6. In a method of the character set forth, the steps of sealing opposite ends of a collapsed plastic ilexible tube to provide a sealed container, the seal at one end of the container being looped to form a passage communicating with the body of the container, introducing a hollow member through the wall of the container about said passage, filling the collapsed tube with liquid passed through said hollow member, heat-sealing the inner end of said passage, while said member is in said container wall, to close off communication between said passage and the body of said container, and withdrawing said tube.
7. In a method for the packaging of liquids, the steps of sealing at the ends `a thermoplastic tube length with the walls thereof in collapsed condition, the sealing at one end being transversely of the tube and also along closely-spaced longitudinal lines to provide a passage of reduced width communicating with the interior of the container, inserting a tubular member through the side wall of the container `about said passage to form a tight seal with the container wall about the tube, lling the container :through said tubular member, heat-sealing the plastic walls of the container on the inner side o-f the point at which the tubular member enters said passage, and then withdrawing said tubular member from said container wall.
8. In a process for the packaging of liquids, the steps of entruding an elongated plastic tube with sterile inside surfaces collapsed 4against each other, heat-sealing the ends of said tube while in collapsed condition, forming a heat-seal across said tube at intermediate points to form separate sealed containers, severing said tube at said intermediate point within the heat-sealed portion to form at least one separate collapsed and ysealed container, introducing a filling tube connected to a Huid container through a wall of said last-mentioned container to ll said container, and while said tube remains in the wall of said container heat-sealing the container inwardly of the point at which the tube extends through said wall -to isolate said portion and the tube from the remainder of the container.
9. In a method of the character set forth, the steps of continuously eXtruding a thermoplastic tube having sterile inside surfaces provided by walls collapsed against each other, forming a seal between the walls of the tube at spaced distances to provide sealed containers, inserting a hollow member through ya wall of the container to form `a tight seal therewith, lling the container with liquid through said tube, heat-sealing the container inwardly of the hollow member while said member is in place within said wall to isolate said pierced portion of the container from the remaining lled portion of the container, and then withdrawing said hollow member.
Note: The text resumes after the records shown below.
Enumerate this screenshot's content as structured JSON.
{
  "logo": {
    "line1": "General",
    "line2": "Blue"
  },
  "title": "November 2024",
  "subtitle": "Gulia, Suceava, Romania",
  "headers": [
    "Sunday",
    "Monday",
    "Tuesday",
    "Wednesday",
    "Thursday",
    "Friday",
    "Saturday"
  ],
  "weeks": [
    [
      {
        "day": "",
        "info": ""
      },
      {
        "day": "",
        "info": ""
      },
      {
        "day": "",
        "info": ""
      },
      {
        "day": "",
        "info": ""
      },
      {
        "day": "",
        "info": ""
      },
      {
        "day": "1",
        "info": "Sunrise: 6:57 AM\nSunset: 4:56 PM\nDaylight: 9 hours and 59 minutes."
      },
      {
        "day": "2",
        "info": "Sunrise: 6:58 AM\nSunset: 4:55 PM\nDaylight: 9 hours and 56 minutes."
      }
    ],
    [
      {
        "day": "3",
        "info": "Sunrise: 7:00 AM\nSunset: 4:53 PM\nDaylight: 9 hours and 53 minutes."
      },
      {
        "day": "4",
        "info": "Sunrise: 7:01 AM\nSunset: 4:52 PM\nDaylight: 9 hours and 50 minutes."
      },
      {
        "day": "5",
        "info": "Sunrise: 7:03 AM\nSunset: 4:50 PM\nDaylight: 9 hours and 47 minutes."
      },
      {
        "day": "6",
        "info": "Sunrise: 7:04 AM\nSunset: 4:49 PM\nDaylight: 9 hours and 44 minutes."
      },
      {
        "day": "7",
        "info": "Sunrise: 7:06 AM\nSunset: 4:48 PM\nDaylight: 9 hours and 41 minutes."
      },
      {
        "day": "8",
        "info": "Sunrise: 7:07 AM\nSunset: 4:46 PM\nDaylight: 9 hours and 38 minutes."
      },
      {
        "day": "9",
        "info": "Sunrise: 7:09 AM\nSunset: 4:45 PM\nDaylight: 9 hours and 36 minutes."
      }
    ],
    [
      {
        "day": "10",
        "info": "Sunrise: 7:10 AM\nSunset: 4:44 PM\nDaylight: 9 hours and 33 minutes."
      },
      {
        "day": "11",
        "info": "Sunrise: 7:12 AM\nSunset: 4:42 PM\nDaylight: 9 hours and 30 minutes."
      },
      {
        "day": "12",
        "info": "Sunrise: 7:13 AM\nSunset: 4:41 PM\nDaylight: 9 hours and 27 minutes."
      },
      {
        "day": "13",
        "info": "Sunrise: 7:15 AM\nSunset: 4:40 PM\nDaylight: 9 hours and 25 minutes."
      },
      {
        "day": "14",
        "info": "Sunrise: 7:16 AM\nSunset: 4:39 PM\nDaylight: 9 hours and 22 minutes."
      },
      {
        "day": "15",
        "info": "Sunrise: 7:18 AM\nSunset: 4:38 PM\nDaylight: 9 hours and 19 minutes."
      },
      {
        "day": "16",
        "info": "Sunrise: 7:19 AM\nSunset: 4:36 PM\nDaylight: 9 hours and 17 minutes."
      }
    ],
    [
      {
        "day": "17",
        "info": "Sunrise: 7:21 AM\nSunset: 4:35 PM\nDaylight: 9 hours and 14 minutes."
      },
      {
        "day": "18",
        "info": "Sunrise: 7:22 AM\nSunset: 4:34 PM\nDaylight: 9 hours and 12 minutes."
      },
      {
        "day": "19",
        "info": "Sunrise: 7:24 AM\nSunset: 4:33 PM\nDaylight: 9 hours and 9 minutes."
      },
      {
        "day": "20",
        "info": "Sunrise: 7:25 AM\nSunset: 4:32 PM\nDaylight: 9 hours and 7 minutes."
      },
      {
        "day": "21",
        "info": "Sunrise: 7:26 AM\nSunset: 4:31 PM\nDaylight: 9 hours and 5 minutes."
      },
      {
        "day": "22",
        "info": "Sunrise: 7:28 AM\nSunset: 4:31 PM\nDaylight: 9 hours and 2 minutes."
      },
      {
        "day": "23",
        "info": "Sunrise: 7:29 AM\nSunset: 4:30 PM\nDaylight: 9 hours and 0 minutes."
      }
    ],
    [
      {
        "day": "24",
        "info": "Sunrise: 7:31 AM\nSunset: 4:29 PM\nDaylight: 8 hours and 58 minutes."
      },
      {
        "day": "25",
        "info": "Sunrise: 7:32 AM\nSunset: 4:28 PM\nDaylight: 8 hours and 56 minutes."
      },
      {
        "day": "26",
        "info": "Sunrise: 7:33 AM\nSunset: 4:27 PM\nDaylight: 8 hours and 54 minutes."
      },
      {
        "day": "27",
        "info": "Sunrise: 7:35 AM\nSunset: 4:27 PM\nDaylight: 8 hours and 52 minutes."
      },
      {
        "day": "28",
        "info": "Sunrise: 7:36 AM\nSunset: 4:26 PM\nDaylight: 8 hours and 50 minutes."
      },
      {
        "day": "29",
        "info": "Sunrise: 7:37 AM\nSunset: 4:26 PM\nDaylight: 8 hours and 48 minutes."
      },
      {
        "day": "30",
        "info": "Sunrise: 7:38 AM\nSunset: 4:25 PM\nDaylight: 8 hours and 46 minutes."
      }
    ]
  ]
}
10. In a method for the sterile packaging of fluids, the steps of extruding an elongated plastic tube having the walls thereof collapsed `and providing sterile inside surfaces, heat-sealing the tube transversely thereof at spaced internals to provide separate containers, inserting a hollow member through a wall of one of said oontainers and connecting said hollow member with a uid container, heat-sealing said container through which said hollow member extends inwardly thereof to isolate the pierced portion of the container from the remaining pontion thereof, and withdrawing said hollow member.
References Cited in the tile of this patent UNITED STATES PATENTS 1,970,193 Riebel Allg. 14, 1934 2,174,514 Mothersall Oot. 3, 1939 2,503,171 Posner Apr. 4, 1950 2,542,206 Nichols Feb. 20, 1951 2,606,704 Nichols Aug. 12, 1952 2,616,232 Meyer Nov. 4, 1952 2,653,605 Ryan Sept. 29, 1953